With its poor validity and reliability in DSM-IV, the Work Group also tackled the schizoaffective disorder diagnosis, Tandon said. To better differentiate between schizophrenia with mood disorder and schizoaffective disorder, DSM-5 requires a look at the entire course of illness, he explained. Specific mood symptoms must be present for the majority of the illness (at least 50% of the time) to achieve the schizoaffective diagnosis. As a result of this change, Tandon expects there will be less schizoaffective diagnoses and an increase in schizophrenia with major mood disorder. Clinically speaking, that means a change in treatment approach for most patients, he added, with mood stabilizers being used more precisely in these patients.
Meanwhile, Tandon said there has been much controversy surrounded the attenuated psychosis symptom entry. The committee made changes to reflect the fact that less than one third of patients with this diagnosis will later develop psychotic disorder. With so many unanswered questions, the committee wanted to avoid prescribing antipsychotics when they were not necessary, he added. As such, antipsychotics generally should not be used in these patients. Since 60% to 70% of these patients have a psychiatric comorbidity, Tandon said clinicians should focus on treating the comorbidities. He also emphasized the importance of closely monitoring the patients for the next year, as these patients have a 500-fold greater risk of developing a psychotic disorder as compared to the general population. He reminded attendees that early identification of the disorder is important for avoiding some of the deleterious symptoms and changes associated with the early phases of schizophrenia and psychotic disorders.

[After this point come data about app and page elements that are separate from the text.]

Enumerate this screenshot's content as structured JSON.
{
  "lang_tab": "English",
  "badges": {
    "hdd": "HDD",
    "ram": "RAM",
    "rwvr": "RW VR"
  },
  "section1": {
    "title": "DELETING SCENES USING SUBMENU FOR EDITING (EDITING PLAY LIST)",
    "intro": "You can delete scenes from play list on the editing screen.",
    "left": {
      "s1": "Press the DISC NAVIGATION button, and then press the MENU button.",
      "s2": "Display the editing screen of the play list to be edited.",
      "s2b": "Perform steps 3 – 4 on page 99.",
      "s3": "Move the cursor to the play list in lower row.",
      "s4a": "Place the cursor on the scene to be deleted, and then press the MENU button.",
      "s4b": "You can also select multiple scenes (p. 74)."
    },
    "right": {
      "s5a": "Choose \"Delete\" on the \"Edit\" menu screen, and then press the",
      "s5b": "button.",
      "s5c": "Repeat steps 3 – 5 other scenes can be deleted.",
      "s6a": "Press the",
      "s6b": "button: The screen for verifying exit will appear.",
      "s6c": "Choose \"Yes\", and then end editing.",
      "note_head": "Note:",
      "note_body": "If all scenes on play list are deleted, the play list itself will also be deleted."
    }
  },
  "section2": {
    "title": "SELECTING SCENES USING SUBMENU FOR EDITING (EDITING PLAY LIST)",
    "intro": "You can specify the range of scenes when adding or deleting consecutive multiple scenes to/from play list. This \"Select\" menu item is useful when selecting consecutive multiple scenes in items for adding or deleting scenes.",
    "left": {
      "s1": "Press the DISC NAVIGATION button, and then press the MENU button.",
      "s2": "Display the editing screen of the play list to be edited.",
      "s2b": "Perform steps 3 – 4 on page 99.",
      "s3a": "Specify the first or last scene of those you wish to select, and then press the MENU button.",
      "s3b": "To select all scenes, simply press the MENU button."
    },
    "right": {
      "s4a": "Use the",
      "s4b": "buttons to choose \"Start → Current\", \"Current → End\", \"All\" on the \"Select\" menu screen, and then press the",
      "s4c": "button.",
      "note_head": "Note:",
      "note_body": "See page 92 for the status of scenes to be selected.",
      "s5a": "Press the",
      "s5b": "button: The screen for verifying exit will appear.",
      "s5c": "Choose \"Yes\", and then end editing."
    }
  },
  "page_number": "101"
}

Tandon noted a few other minor changes in DSM-5, such as in criterion F, which was expanded and now provides some specifics on how to differentiate autism spectrum disorders from psychotic disorders. In addition, Catatonia was standardized throughout DSM-5, eliminating discrepancies and confusions found in DSM-IV, he said. “Catatonia NEC” was created to allow clinicians greater flexibility. And, while “Not Otherwise Specified” was largely removed for psychotic disorders, Tandon said clinicians can still use this designation if they deem it necessary.
Although the Work Group started out to substantially simplify the psychotic disorders section, Tandon said the changes they finally agreed upon at the end of the long review process were relatively modest. “We were very ambitious and had grandiose goals,” he said about their onset. Yet, he added, the changes that were made were clinically useful and should assist clinicians in improving care for their patients.